Among the hundreds of bills swept through the process in the final days of this year’s legislative session was SB 316–a little-known measure that will have a significant impact on workers’ compensation insurers and, more importantly, the California workers’ compensation insurance market.
It is no wonder the bill received little public attention: It focused on the seldom discussed but important subject of workers’ compensation insurer reserves. SB 316’s significance, however, was not lost on legislators, who did not cast a single “no” vote on the measure in either house. The governor signed it into law last week. It becomes effective January 1, 2008.
Simply, the bill by Sen. Leland Yee, D-San Francisco, repeals an outdated, nearly 40-year-old law. That law made sense back in 1969. But since then California and every other state have enacted a modern system, known as the Risk-Based Capital methodology, for measuring an insurer’s solvency and determining the appropriate reserving levels.
Until SB 316 goes into effect, California has two reserve laws: the old one and the new one. This, of course, is forcing insurers to put aside more money than is needed to assure solvency. It’s estimated that California workers’ compensation insurers put 15 percent more capital into reserves than insurers doing business in other states. This cuts into California insurers’ surplus and lowers the scores they get from rating agencies. And it doesn’t provide any greater protection for injured workers.
A real downside is that the duel reserves are creating a barrier to attracting capital to California’s workers compensation market. In consumer terms, this means money has been tied up – money that otherwise could have been used to insure more employers and their employees.

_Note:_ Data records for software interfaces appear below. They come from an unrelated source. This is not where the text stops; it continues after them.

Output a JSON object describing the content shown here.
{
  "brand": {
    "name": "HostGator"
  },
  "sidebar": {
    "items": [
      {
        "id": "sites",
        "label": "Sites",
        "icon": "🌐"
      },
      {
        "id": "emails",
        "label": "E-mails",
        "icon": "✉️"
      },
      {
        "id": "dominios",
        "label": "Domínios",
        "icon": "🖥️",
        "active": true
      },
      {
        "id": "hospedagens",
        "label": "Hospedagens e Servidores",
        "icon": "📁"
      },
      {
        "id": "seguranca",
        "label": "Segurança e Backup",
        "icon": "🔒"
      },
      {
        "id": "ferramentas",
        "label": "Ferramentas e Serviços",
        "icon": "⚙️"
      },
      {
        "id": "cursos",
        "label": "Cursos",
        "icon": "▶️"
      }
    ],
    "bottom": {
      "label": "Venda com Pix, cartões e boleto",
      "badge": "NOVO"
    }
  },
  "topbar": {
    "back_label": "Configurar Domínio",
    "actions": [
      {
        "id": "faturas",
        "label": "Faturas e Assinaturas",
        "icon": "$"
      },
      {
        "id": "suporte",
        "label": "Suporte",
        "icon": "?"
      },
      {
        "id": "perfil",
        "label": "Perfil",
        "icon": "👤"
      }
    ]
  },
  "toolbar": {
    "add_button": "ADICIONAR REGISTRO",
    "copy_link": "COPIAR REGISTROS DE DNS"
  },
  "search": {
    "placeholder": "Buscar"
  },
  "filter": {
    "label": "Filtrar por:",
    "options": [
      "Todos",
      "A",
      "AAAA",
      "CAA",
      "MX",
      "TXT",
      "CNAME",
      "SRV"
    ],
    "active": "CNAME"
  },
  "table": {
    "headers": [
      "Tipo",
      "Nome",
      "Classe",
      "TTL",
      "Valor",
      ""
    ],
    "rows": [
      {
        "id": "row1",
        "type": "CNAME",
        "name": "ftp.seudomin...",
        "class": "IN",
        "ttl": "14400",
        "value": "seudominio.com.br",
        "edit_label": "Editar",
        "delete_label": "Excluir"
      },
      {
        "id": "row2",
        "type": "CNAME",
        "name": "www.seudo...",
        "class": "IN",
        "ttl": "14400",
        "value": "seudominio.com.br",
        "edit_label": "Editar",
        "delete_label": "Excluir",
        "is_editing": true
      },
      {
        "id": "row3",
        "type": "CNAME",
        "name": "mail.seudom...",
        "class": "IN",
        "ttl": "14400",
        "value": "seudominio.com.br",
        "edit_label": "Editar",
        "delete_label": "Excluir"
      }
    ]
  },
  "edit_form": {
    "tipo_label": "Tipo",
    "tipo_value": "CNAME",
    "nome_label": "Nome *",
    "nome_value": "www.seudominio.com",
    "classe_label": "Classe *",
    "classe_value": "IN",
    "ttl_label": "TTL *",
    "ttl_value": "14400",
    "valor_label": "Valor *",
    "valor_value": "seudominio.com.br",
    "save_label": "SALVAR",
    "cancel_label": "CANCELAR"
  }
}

When SB 316 becomes law, California will have just one reserve law. The bill will repeal an Insurance Code section that was added in 1969 to provide the only tool then available to set some type of minimum reserves for insurers. It establishes only crude measurements for solvency and an insurer’s ability to pay claims.
The modern, more sophisticated Risk-Based Capital standards for determining insurers’ solvency will remain in effect. Those standards mandate insurers to provide additional accounting or actuarial information whenever an insurer’s reserves require immediate regulatory attention. The insurance commissioner has the authority to require insurers to increase reserves whenever they seem inadequate.
The old reserve requirement did not prevent the wave of insolvencies that occurred a few years ago. SB 316 orders a study of those insolvencies so California can avoid any mistakes that may have been made.
SB 316’s modernizing of solvency regulation will foster the health of California’s workers’ compensation insurance market.
Repealing the outdated reserve requirement will make it easier for insurance companies, especially small specialized companies, to write more business in California. SB 316 allows insurers to shed an unnecessary reserve requirement and, therefore, gives them greater resources and flexibility to compete in the marketplace.
For California employers, the greater market competition encouraged by SB 316 will give employers more choices when they shop for workers compensation insurance.
Most importantly, SB 316 keeps in place California’s strong mandates for insurer reserves and deposits so that there is assurance that workers compensation claims will be paid.